→ **Exercise prompt**
Going through the entries below, count each line that holds "this" and give only the total.
[Opening Provided information section]
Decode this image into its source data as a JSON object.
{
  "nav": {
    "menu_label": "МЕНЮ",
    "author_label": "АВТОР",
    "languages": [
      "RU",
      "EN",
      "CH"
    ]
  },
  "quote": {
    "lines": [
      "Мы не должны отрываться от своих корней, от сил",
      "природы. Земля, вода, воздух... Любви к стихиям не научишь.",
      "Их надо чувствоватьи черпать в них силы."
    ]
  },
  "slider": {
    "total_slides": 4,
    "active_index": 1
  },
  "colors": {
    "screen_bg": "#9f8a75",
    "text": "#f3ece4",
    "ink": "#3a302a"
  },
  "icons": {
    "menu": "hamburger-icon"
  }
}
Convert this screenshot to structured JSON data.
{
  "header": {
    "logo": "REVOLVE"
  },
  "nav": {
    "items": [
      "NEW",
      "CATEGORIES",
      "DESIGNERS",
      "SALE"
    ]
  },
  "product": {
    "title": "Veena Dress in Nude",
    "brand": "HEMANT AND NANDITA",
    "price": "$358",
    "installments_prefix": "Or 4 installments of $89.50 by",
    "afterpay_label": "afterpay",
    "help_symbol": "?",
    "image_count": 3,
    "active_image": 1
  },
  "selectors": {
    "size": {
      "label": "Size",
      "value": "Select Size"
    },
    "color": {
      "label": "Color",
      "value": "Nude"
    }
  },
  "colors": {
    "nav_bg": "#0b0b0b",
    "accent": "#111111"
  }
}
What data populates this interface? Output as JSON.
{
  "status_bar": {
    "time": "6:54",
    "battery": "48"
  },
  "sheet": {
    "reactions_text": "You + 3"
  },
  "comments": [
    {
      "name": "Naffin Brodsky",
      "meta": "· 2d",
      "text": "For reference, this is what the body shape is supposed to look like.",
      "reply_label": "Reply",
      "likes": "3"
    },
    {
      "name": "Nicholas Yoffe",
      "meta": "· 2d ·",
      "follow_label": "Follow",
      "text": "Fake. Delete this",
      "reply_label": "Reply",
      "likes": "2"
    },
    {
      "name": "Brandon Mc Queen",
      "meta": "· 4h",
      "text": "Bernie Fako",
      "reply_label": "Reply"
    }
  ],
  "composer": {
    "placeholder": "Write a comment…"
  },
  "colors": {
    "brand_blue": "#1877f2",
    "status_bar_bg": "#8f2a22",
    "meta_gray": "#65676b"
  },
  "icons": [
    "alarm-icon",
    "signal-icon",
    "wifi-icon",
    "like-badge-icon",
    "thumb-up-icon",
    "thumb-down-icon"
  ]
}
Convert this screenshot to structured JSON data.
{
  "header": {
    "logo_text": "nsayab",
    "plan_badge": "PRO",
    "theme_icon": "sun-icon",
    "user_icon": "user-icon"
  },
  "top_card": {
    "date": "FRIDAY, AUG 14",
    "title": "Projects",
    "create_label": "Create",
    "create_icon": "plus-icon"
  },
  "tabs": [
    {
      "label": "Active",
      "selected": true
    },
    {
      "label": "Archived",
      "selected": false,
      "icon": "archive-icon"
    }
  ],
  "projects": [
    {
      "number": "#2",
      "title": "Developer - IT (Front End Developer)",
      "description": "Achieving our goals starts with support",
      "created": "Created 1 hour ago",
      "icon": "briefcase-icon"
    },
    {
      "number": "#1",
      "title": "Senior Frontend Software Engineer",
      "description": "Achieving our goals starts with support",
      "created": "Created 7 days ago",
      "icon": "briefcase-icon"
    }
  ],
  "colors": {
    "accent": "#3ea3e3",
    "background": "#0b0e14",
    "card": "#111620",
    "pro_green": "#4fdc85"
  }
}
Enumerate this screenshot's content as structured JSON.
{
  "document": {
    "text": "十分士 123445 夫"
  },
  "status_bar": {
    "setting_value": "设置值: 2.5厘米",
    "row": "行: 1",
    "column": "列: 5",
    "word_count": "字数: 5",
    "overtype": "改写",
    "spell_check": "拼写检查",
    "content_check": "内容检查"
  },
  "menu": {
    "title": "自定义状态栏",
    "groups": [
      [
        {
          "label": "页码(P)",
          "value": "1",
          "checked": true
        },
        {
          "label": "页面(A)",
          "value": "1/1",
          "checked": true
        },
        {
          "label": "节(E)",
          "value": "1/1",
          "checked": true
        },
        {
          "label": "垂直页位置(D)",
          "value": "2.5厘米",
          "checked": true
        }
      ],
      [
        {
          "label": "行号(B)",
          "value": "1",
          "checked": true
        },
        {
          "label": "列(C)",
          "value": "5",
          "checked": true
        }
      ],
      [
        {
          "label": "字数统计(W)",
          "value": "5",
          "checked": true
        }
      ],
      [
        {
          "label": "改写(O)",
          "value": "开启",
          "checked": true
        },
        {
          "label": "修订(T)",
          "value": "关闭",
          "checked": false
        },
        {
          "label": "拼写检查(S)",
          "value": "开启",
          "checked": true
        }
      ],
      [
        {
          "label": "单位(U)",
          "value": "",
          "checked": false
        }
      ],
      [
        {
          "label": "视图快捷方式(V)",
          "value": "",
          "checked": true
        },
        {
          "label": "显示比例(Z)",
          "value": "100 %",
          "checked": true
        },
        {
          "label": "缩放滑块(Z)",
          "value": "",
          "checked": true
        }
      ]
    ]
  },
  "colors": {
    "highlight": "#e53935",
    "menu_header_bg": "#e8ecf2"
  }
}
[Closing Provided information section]
→ **The completed task**
7